I ATTENDED the Brexit demonstration in Glasgow on Saturday (August 31). George Square was very busy but not full.

I saw Hammer and Sickle flags, presumably flown by people who were anti-capitalist yet supported remaining in Europe, a major player in the Capitalist system.

There was also a lot of Saltires and SNP emblems, flown by people happy to be subjugated to Europe-an politicians rather than English, Welsh and Irish politicians. A strange view of Independence, given Scotland would be a net contributor to Europe rather than a beneficiary of the UK partnership.

The event highlighted why the anti-Brexit movement will not succeed with opposition groups having varied agendas and different outcomes; a Labour government, independence for Scotland, a unified Ireland. The European Research Group has one agenda, which sadly gives it the strength to overcome) the opposition. People in the UK are being let down by all the political parties who are looking after their own interests first and those of the general population are incidental to other objectives.

We are badly served by all politicians and there is a need for radical change in our system.

Bill Eadie, Giffnock.

EIGHTY years to the day from the start of the Second World War and the unfolding full horrors of fas-cism, we have a UK Government, with a working majority of one, committed to suspending Parliament to get a controversial No Deal Brexit delivered with no electoral mandate for this and, moreover wish-ing to avoid Parliamentary scrutiny. We have a Government intent, apparently, on ignoring any law which may be approved by Parliament this week to stop it too. We have a Government threatening any MP within its own party ranks with instant deselection if they don't go along with it all.

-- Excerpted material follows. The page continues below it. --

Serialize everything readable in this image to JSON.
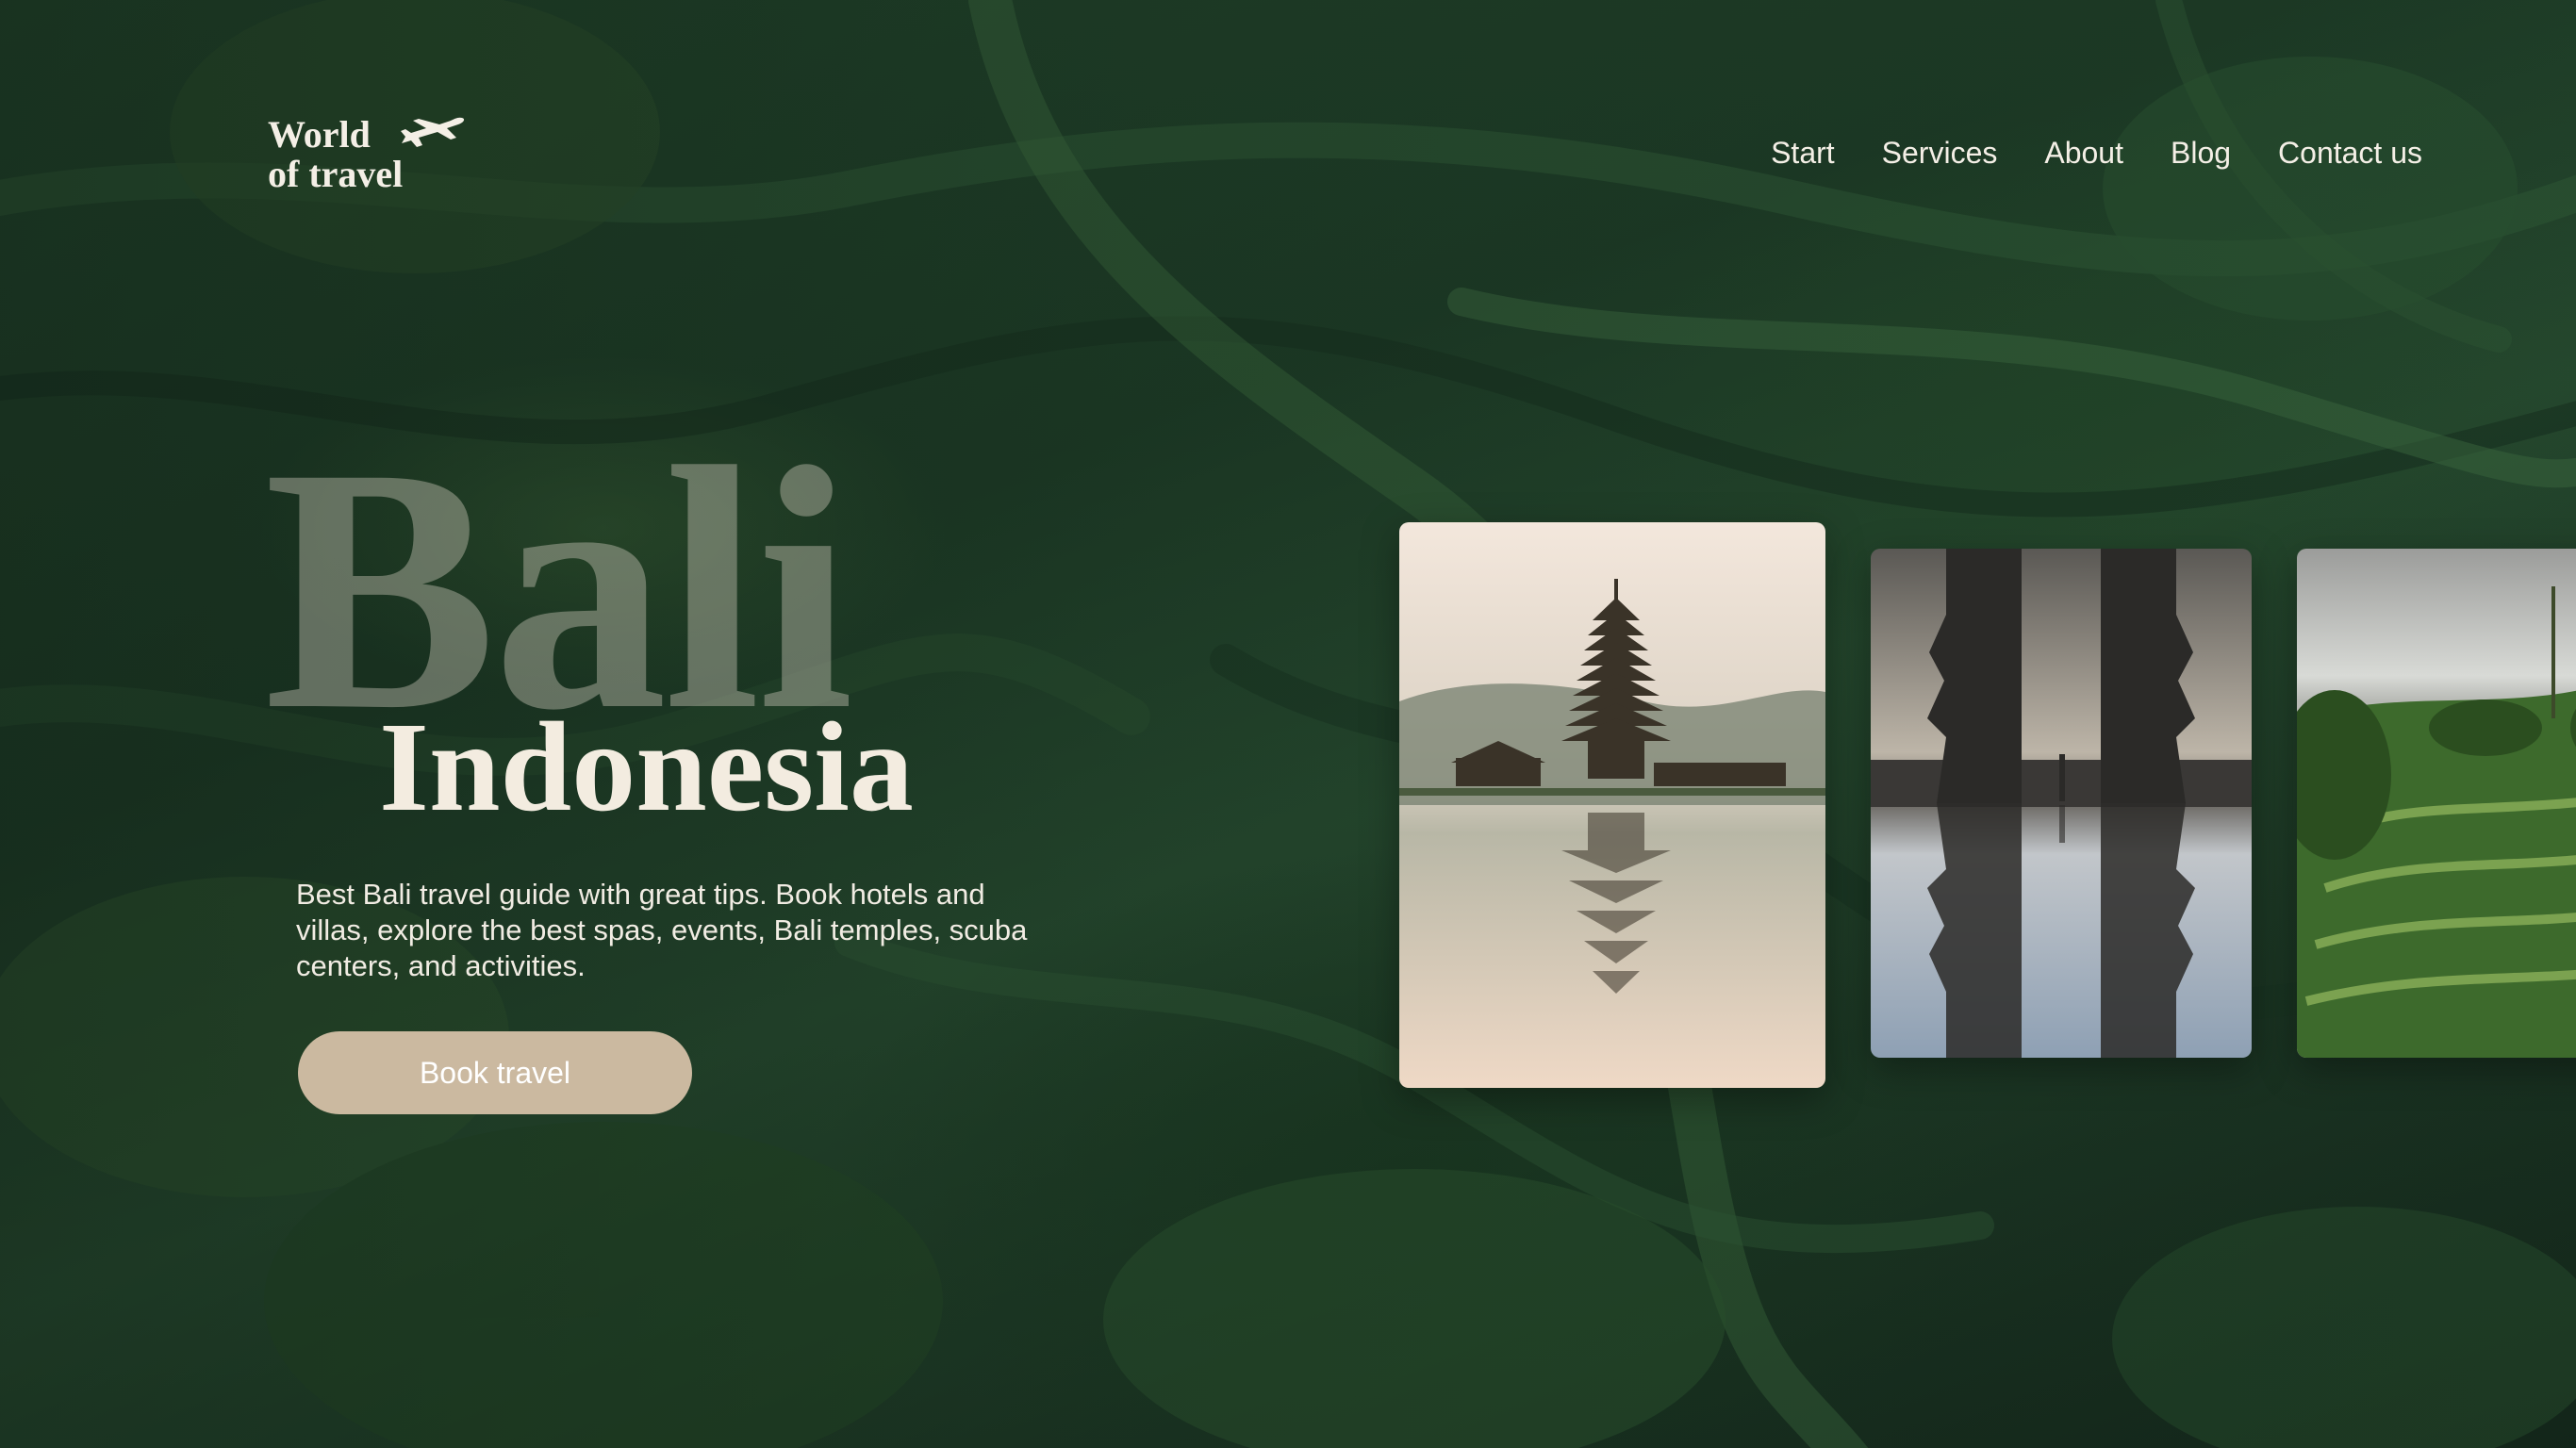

Then there are up to three million foreign nationals from the EU, risking losing basic rights in two months’ time, despite previous Government assurances to the contrary.

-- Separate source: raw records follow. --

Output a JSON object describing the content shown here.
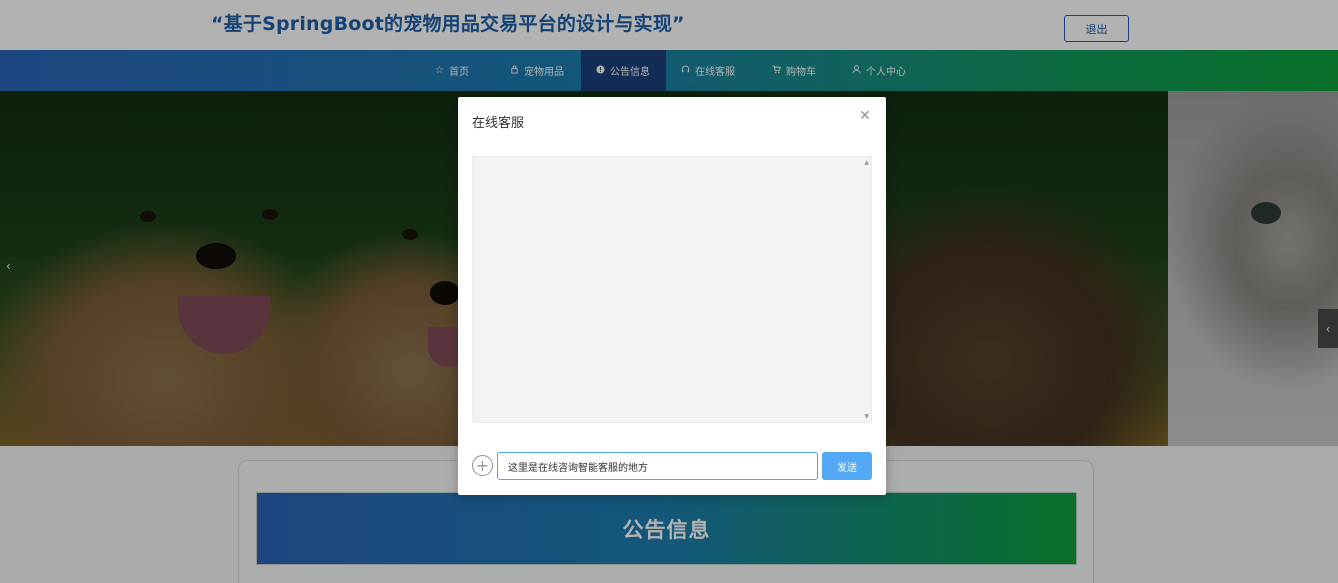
{
  "header": {
    "site_title": "“基于SpringBoot的宠物用品交易平台的设计与实现”",
    "logout_label": "退出"
  },
  "nav": {
    "items": [
      {
        "label": "首页",
        "icon": "star-icon"
      },
      {
        "label": "宠物用品",
        "icon": "bag-icon"
      },
      {
        "label": "公告信息",
        "icon": "info-icon"
      },
      {
        "label": "在线客服",
        "icon": "headset-icon"
      },
      {
        "label": "购物车",
        "icon": "cart-icon"
      },
      {
        "label": "个人中心",
        "icon": "user-icon"
      }
    ],
    "active": "公告信息"
  },
  "section": {
    "notice_title": "公告信息"
  },
  "dialog": {
    "title": "在线客服",
    "input_value": "这里是在线咨询智能客服的地方",
    "send_label": "发送"
  },
  "colors": {
    "brand_blue": "#1f5fa8",
    "nav_active": "#1b3f7a",
    "send_button": "#53a9f5",
    "nav_gradient_end": "#0ea03c"
  }
}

However, the right-wing cheerleading press, and many beyond, tell us rather cheerfully, that it is all just normal times, and we must remain calm and see it through for a better Britain. A "candyfloss of outrage" and "constitutional and proper" concludes the great self-appointed democratic arbiter of our time, the Government's own Jacob Rees-Mogg.

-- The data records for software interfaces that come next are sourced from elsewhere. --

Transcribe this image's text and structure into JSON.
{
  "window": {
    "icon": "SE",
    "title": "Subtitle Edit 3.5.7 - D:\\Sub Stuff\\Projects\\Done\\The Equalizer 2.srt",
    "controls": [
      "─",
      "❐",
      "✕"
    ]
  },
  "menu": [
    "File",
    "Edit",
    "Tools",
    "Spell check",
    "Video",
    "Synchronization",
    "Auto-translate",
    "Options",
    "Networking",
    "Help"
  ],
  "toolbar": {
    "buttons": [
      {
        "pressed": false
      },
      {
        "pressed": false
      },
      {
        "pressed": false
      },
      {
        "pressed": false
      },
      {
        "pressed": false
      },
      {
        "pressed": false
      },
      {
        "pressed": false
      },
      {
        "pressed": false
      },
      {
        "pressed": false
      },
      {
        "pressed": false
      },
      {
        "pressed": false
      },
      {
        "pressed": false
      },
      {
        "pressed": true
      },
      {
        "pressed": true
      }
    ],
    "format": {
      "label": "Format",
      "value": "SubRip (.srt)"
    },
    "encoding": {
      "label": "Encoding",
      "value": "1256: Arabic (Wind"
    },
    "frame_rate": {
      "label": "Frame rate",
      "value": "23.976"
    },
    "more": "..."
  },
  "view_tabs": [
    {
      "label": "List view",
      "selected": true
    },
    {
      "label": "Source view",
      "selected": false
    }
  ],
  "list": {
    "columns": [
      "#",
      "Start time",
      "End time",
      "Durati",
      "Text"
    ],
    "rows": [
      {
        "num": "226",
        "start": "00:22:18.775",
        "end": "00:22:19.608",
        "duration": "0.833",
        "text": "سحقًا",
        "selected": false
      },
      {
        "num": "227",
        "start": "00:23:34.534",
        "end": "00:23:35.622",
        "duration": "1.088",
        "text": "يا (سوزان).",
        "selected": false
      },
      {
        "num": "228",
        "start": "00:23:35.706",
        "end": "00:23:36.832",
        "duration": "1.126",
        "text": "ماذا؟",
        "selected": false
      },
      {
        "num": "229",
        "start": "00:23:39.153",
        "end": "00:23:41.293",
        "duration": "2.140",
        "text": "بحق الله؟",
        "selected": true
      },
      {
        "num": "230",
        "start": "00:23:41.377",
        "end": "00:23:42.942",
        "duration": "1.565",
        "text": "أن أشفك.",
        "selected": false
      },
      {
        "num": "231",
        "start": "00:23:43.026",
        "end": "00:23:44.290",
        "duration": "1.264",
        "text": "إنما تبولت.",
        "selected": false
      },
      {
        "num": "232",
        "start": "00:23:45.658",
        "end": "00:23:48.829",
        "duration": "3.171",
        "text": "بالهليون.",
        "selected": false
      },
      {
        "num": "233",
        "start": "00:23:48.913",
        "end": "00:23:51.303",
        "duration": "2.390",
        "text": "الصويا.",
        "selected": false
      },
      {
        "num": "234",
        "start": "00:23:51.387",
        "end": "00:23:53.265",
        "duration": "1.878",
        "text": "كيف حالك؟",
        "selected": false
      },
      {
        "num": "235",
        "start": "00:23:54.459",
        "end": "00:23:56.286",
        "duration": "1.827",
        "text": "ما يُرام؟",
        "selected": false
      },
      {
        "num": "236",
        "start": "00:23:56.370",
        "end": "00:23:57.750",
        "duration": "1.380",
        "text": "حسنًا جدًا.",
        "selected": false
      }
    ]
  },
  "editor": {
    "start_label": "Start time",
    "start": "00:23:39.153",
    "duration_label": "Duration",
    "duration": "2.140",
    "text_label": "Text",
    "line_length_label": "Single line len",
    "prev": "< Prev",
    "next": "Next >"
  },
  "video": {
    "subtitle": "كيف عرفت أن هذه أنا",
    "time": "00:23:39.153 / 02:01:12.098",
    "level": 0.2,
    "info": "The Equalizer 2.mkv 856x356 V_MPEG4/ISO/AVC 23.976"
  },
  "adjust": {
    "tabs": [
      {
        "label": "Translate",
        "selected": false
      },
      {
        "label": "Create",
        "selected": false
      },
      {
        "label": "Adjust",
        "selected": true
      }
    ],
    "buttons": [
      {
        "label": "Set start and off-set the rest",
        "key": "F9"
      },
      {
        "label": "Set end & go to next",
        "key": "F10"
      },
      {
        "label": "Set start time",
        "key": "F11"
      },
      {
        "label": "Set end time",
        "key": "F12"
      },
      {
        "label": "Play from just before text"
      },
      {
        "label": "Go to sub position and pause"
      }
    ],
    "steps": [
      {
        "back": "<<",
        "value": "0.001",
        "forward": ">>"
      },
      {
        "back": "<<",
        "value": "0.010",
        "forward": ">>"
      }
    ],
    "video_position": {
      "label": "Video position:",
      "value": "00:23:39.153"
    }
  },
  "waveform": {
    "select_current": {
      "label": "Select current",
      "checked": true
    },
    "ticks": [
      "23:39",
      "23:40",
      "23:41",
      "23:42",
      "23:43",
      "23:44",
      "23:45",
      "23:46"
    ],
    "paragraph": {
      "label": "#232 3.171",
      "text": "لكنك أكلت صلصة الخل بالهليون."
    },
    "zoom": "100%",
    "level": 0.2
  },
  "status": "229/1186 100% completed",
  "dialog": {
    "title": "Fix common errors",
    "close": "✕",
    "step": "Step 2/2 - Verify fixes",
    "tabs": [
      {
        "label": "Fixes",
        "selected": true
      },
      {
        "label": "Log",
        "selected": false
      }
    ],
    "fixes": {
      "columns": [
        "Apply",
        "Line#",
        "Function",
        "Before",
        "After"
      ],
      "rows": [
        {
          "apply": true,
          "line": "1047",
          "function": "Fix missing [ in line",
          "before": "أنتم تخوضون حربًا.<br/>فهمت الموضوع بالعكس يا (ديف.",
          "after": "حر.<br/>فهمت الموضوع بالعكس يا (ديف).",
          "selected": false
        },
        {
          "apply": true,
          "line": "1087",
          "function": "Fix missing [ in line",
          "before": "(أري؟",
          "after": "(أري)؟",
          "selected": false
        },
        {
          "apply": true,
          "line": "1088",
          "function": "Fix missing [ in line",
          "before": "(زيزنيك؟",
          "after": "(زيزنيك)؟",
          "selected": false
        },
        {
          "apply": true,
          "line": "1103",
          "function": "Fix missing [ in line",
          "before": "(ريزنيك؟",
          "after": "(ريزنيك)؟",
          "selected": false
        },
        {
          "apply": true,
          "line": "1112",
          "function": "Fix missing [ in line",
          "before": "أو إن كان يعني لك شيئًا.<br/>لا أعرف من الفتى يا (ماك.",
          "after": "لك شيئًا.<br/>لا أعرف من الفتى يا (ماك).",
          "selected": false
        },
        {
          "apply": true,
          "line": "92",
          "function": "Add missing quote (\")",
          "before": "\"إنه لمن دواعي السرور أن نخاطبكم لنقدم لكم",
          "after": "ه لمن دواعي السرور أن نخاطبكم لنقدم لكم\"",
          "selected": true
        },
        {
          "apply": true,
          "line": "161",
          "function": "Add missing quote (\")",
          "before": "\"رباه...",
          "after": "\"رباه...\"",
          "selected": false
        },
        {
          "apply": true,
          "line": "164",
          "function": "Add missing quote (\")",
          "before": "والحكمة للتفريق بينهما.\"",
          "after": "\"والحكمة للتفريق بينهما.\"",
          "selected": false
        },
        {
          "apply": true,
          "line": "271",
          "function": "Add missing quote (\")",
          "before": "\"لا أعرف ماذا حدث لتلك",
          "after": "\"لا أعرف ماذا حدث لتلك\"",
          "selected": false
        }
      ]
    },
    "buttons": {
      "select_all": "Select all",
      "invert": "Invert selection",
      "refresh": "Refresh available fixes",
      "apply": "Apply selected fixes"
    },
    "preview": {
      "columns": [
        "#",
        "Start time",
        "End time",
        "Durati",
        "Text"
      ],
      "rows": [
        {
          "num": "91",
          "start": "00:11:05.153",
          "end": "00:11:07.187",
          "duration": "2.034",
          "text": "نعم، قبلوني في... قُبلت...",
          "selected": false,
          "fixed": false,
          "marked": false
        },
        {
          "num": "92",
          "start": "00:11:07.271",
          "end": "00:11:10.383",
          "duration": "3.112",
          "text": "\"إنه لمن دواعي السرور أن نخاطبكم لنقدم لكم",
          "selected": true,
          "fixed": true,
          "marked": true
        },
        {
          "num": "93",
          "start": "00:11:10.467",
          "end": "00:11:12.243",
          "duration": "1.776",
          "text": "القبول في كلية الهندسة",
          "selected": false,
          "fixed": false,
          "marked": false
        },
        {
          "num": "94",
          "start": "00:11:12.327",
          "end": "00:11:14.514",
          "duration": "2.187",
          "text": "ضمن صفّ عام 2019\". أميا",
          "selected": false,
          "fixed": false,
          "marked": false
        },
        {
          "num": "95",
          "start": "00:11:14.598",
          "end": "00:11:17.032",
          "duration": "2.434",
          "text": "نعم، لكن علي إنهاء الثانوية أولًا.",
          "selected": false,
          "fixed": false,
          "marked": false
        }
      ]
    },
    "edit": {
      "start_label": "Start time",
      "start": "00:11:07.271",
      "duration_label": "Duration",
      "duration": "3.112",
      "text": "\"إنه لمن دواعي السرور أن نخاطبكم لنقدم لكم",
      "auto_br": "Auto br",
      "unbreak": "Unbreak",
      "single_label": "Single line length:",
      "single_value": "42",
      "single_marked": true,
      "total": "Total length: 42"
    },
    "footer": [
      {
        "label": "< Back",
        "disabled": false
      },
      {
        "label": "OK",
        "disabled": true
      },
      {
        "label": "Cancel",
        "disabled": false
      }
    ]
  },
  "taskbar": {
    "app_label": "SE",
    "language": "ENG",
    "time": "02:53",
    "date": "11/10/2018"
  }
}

We don't appear to have learned the lessons from history in the "Mother of all Parliaments" when a governing party is prepared to adopt dark themes resonating from the 1930s playbook, claim it is "normal", then expect the electorate to rely upon blind faith as their only protection.

Not in my name, never in anyone's name, must this be allowed to go unchallenged if we are to be con-sidered maintaining a full functional and credible democracy.

Dr Glenn Thomson, Glasgow G42.

I AM amused at the one-sided discussion on fruit and veg imports from the continent when we leave the EU.

The French Chambers of Agriculture has called for extra subsidies in the event of a return WTO tariffs since one-third of their produce is bought by the UK, and the result would be a €3 billion euro to their economy. The UK is the third-largest market for Spanish farm exporters and there is equal concern. The majority of all food imports and exports of Ireland come via the UK so they would have major problems for their agricultural business viability. All other EU states export more food to us than we do to them.

With a sensible tariff regime the UK consumer will be able to access cheaper food from areas of lower production costs. Rather than buying cucumbers from the Netherlands, grown using a lot of energy (and added CO2) in a high-wage country, we can instead support the development of African or South American farmers which would have more profound societal benefits. The EU can either address the economic reality by allowing the many thousands of job losses in their agricultural sectors or continue to prop it up with inefficient subsidies.

We have the upper hand in negotiations on the area of tariffs relating to food.

Tom Walker, Loanhead.